Gene Carey earned a position at the refinery at Pine Bend, and the family moved to Hastings. That fall, while playing on the football team, one of Carey’s teammates couldn’t believe how big Carey was. He nicknamed him “Moose” and it stuck.
“Most of his friends still called him that,” Monjeau said.
He is survived by his mother Norma and siblings Dave, Jan (Monjeau), Lynne, Tim and Paula.
“We have a big family, and we all take care of each other,” Monjeau said.
He is also survived by a boy he continued to mentor named Jack Runge.
His funeral was Wednesday at the St. Thomas chapel in St. Paul.
Carey’s online obituary and guestbook at legacy.com has drawn a number of comments from former students and colleagues.
Dave Wright from St Paul wrote: “He was a terrific teacher ... and an even better human being.”
Tom and Barb Ditty wrote: “Dan was a great friend, teammate and human being, though he would become quite irritated with outfielders who would yell ‘throw strikes.’

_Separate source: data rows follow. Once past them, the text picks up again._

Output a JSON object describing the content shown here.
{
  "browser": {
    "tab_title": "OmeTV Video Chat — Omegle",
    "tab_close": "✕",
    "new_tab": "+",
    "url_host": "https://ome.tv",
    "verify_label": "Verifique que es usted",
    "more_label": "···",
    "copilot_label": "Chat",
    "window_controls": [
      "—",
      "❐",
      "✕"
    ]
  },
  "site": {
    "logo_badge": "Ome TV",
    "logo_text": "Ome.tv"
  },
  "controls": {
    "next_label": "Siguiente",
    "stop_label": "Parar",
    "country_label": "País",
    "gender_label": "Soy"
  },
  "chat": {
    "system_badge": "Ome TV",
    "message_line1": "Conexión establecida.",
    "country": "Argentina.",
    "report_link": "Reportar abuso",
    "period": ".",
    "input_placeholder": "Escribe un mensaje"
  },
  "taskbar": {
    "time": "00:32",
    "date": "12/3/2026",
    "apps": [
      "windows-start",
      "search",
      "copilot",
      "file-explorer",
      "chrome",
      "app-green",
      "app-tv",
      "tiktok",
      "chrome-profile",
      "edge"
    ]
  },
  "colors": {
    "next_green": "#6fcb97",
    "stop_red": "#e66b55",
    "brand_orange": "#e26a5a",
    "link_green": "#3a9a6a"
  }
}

“We feel a tremendous loss with Dan's passing and wish we could be there for the celebration of his life. The ‘Hen Room’ at Kings will never be the same.”
Chad Scheitel of Minneapolis wrote:
“Dr. Carey was my mentor and advisor while I was taking classes at St. Thomas. I helped him in his lab and he was a great help to me while I was in graduate school at the University of Minnesota as he helped me with my research project and even allowed me to do a lot of the research with him at the University of St. Thomas.
“He was one of a kind as both a teacher and a person. I will miss him and so will the many people whose lives he touched.”
Bob and Linda Carlson wrote: “Saddened to learn of Dan's passing. We remember Moose as a smart, kind, humorous and gentle man. He was a baseball fan of the first order. It was impossible to stump him with a trivia question.
“Moose was a ton of fun to be around. He will be sorely missed. All the best to his family and many friends.”